When I wrote an article titled Failed Government or Failing Citizens in January 2013, I expected a reverberation of mixed comments. I was not disappointed. In that piece, I attempted to challenge the belief system that makes us channel our creative energies towards blaming the government rather than taking responsibility for effecting change and proffering
solutions wherever we can. While I got some degree of positive feedback, a section of my audience seems to believe that I am either “part of the Nigerian Government that has failed us” or I am “not exposed to the realities of a responsible government.”

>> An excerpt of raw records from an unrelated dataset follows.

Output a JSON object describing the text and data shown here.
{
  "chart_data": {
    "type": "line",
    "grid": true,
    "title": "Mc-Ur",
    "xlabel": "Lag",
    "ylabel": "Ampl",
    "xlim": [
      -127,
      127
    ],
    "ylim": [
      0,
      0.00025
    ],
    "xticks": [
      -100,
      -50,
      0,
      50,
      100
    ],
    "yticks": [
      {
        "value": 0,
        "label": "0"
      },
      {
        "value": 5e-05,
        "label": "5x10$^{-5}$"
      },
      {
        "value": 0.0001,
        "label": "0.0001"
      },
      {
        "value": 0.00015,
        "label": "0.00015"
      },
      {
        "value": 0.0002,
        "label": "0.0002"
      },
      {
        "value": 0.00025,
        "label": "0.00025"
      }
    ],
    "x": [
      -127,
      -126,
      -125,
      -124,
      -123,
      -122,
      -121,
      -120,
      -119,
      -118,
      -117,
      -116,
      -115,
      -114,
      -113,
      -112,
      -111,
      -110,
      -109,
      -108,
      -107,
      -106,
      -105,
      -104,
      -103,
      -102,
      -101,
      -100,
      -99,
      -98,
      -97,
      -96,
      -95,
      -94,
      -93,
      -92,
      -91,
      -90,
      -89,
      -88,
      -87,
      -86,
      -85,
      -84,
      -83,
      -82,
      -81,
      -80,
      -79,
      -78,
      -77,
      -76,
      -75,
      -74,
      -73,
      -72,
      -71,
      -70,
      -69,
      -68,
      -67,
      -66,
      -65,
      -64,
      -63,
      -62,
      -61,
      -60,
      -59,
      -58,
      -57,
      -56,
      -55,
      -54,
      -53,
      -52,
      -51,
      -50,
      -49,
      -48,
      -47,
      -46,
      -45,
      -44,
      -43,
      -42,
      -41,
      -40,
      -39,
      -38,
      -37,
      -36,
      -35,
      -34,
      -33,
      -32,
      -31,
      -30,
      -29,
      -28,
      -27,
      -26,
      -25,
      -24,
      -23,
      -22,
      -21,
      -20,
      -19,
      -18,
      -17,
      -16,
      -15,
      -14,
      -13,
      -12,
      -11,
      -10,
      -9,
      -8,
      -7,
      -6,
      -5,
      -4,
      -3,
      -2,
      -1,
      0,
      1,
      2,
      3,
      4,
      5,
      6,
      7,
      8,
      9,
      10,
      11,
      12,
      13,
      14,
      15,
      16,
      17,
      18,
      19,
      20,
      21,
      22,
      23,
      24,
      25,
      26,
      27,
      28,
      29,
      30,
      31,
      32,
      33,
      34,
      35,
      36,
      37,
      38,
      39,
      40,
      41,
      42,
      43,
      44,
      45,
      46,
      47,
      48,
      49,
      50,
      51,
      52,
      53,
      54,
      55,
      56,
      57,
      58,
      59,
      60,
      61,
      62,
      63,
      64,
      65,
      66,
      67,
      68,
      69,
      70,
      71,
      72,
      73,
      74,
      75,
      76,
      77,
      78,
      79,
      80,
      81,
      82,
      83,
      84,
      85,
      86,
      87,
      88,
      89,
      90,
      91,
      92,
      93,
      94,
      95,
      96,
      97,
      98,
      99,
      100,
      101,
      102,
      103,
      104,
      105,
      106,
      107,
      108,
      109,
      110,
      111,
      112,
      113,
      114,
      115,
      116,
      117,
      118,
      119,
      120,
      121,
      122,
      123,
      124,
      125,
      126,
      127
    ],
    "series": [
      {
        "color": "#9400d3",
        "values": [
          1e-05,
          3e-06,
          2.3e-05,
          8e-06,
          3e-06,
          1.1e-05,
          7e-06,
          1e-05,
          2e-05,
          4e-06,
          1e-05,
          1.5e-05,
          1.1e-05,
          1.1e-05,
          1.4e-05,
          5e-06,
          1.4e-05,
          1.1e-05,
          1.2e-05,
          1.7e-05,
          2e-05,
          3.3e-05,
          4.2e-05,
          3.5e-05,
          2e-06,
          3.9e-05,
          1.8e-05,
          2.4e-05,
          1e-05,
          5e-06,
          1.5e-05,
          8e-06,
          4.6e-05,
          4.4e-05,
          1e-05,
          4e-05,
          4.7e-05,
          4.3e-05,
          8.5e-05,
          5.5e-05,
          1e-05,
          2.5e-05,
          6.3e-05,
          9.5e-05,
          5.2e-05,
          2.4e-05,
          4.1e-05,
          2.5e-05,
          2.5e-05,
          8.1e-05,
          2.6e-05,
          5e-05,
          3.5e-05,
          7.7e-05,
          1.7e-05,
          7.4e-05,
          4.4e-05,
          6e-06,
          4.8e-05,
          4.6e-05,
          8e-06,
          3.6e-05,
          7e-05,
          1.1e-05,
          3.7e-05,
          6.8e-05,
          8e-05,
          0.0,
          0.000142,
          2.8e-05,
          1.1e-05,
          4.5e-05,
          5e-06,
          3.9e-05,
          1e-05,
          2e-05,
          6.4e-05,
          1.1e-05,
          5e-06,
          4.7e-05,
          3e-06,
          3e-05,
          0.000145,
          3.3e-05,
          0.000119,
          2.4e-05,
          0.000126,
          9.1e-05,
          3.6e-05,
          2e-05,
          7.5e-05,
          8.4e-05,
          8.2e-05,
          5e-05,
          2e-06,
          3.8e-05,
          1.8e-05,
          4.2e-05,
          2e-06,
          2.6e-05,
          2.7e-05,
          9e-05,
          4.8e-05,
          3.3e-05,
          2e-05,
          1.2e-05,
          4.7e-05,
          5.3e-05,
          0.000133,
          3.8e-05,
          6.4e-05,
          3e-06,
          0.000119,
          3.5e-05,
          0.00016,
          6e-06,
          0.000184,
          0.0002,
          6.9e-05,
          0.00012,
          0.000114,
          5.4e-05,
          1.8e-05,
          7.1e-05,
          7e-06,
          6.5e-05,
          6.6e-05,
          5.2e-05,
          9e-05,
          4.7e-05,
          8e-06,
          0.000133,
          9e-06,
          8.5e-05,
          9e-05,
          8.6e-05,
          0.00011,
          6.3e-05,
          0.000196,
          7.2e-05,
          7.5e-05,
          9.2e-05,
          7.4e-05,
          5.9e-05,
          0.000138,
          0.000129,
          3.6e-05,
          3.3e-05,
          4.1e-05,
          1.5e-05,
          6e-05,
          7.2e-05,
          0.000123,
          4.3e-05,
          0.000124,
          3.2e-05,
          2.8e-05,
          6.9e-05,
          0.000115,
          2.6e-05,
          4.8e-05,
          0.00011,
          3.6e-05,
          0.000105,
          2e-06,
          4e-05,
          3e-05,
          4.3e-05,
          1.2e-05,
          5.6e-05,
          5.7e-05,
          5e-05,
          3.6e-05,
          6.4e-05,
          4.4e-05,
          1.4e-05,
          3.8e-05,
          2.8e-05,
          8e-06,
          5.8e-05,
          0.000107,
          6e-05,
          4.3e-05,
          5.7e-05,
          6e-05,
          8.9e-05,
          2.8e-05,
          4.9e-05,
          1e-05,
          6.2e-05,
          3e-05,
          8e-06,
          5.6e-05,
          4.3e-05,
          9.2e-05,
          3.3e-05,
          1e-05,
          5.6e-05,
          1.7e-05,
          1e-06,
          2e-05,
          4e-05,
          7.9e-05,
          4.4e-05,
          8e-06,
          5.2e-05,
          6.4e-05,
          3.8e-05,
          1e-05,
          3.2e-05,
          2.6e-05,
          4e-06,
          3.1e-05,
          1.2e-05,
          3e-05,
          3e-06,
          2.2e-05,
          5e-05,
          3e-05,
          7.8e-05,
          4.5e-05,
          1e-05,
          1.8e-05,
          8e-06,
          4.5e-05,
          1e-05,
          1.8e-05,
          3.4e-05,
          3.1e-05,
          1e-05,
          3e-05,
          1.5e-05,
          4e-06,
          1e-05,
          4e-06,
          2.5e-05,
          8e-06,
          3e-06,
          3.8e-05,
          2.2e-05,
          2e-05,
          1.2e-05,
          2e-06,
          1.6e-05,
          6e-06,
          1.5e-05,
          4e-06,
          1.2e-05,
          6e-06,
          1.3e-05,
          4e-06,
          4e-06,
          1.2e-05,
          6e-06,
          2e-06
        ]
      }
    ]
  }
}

The backlash notwithstanding, I still believe that poor performance on the part of the government should not breed indifference in the way we live our lives and conduct our personal affairs. My position was further strengthened on a recent trip to Ibadan, the Oyo state capital. Entering through the Iwo Road-Ojoo axis, I was impressed with positive
developments that have sprung up since my days as an undergraduate at the University of Ibadan. For a city which was listed by the Financial Times of London in 2012 as one of the “Big 5” cities in Africa, one shouldn’t have expected any less.
However, my excitement soon gave way to disappointment as I approached the University precincts. All the way from Barika to Agbowo, the median on the dual carriageway was adorned with bags of solid waste in place of the customary rows of ornamental plants or neatly kept lawn. It was an incredibly disgusting sight – so incredible that I had to stop and take some pictures.
Many questions began to flash through my mind. At first I wondered if Oyo State has any agency that is responsible for waste management. Upon realisation that it does, I wondered what kind of mindset would prompt supposedly enlightened Nigerians to dump household waste right in the middle of the road. Although I happened to have sighted this in Ibadan,
similar situations exist across the country; and this has contributed in no small way to the outbreak of diseases and incidence of so-called natural disasters.
While we must hold our political office holders responsible for fulfilling our legitimate expectations, I believe that as responsible citizens of this great nation, we should also hold ourselves responsible to basic standards of propriety regardless of the effectiveness or otherwise of government agencies and public systems. Like I have often said, we must realise that the most important things are not the things that the government will do for us. To create the New Nigeria, each Nigerian must take personal responsibility, realising that we are the government. We will get it right someday.
God bless Nigeria.
Philip Amiola is a teacher, writer and campaigner of empowerment. He blogs